In fact, Lunt was witness to a tremendous technology transition in agriculture. Lunt’s early years on the farm involved using real, four-legged horse power. “People typically recall incidents of life either by the first car they bought or the houses they lived in,” says Lunt. “While one of the first houses I remember growing up in was an adobe house, I mark my very early years by remembering a wagon I fell off of and that ran over me; or when I was thrown from a horse. That’s how I remember those early years including the houses we lived in.”
And when the first tractor appeared on the Lunt farm, he can recall the date. “We had no tractors on the farm until 1936, when the first tractor came on the place.” So he remembers horses first; tractors next.
“I fell in love with tractors,” he says. “I fell in love with equipment. I’d see my brothers and dad do the farm work and tried to do it myself.”
While he was only five or six when the first tractor appeared on the farm, Lunt confesses his dad used to harass them as they transitioned more of the farm work to the modern-day equipment. “Dad challenged our work efforts,” he says. “He’d say ‘Are you too lazy to do the work?’ But later we’d hear him bragging to his friends about our work on the farm.”
Lunt’s major chore on the farm was milking the cows. “The gardening, milk, eggs and butter were our cash flow where the larger farming went to pay the mortgage on the farm.”
Growing up, Lunt also built wagons for horses. He was regularly trying new things on the farm.
Later, he served in the Army during the Korean War and was stationed in Alaska as a mechanic and welder. He ended up head welder because the previous welder shot himself in the leg to get out of the war.
At conflict’s end, he returned to what he loved, his River and farming.
His Life Skills Include Being Involved and Engaged
Lunt was instrumental in bringing Farm Bureau to Greenlee County in the
He began the volunteer service involvement with the Boy Scouts in the 1950s which helped start much of his involvement in community activities.
Plus, he has served as president of the Franklin Irrigation District since 1959, serving as a key leader representing agriculture’s interests in the Gila River Water Settlement. He also served on the fair commission. He was on the local school board for several years in the 1970s.

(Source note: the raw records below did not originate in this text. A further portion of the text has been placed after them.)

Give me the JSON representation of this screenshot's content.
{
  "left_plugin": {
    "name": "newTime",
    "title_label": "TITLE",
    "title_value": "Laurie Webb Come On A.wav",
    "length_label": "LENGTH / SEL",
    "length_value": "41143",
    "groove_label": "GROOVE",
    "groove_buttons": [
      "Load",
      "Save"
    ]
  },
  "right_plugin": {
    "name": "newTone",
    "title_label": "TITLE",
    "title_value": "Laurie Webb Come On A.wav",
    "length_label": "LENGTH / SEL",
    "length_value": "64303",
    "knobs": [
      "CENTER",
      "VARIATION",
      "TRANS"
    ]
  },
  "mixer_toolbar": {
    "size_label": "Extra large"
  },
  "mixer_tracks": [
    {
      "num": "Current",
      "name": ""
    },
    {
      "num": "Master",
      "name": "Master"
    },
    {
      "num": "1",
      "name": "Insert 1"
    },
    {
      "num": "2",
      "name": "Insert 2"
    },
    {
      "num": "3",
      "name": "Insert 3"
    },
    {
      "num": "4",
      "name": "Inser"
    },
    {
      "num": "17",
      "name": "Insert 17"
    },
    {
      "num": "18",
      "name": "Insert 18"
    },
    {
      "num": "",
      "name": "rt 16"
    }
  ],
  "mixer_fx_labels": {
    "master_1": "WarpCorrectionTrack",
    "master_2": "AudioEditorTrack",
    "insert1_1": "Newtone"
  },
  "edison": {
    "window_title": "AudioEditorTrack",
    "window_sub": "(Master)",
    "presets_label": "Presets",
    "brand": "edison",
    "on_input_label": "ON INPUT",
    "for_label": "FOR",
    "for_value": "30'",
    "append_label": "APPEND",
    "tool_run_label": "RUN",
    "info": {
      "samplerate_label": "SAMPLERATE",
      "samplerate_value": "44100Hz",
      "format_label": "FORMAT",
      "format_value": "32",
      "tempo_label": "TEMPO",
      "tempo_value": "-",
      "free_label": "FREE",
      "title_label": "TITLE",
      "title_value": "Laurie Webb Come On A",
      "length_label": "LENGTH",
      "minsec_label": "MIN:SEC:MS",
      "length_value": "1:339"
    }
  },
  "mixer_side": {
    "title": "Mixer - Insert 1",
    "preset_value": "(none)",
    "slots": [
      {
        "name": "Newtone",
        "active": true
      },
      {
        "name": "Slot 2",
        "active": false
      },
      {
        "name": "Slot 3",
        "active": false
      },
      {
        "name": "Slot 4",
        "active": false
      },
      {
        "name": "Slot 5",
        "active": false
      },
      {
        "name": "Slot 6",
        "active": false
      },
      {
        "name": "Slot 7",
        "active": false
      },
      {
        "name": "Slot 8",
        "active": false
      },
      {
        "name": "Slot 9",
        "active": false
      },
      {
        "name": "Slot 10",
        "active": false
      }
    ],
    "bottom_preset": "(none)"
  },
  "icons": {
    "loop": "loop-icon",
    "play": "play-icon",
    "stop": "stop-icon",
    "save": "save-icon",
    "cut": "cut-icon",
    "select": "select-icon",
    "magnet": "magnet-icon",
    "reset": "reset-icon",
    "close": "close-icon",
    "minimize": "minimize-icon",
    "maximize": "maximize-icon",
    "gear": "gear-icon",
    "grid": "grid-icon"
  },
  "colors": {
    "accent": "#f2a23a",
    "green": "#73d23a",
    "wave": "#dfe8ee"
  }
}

Lunt has worked tirelessly on the Gila Valley Water Settlement since the beginning. He attends almost every federal court hearing in Phoenix in support of the farmers and ranchers and the irrigation district.
According to Neil Montierth, of the Gila Valley Irrigation District, “Wilbur has more energy than the Energizer Bunny and is tireless in protecting the water rights of the farmers on the Gila River. If he ever quits we will lose a key player in the fight for water rights in Southeast Arizona and Western New Mexico.”
At water meetings when there is nothing to do but wait, Wilbur keeps the group entertained for hours with stories of family, his time in the Army, community members and even a few stories involving Sandra Day
O’Connor was a casual acquaintance he explains, as his family farmed nearby and worked with the Day family. “But had I known how she was going to turn out I might have paid a little more attention to her. When she became famous we all paid attention.”
Arizona Farm Bureau has also paid attention to Wilbur Lunt and all that he’s achieved. Last November the organization gave him the Distinguished Service to Agriculture Award. And if you ask Lunt to reflect on his life, he’ll tell you that he’s been blessed with an “Independent, good life, good marriage, and I’m out of debt. Life’s wonderful.”
But he still has work to do on that River. “If it was up to me, the first thing I’d
No, Wilbur Lunt isn’t finished with his River. In some
Editor's Note: This article originally appeared in the February 2012 issue of Arizona Agriculture as part of a series celebrating Arizona's centennial and Arizona agriculture. This version of the article has been updated for Arizona Farm Bureau's "The Voice" blog.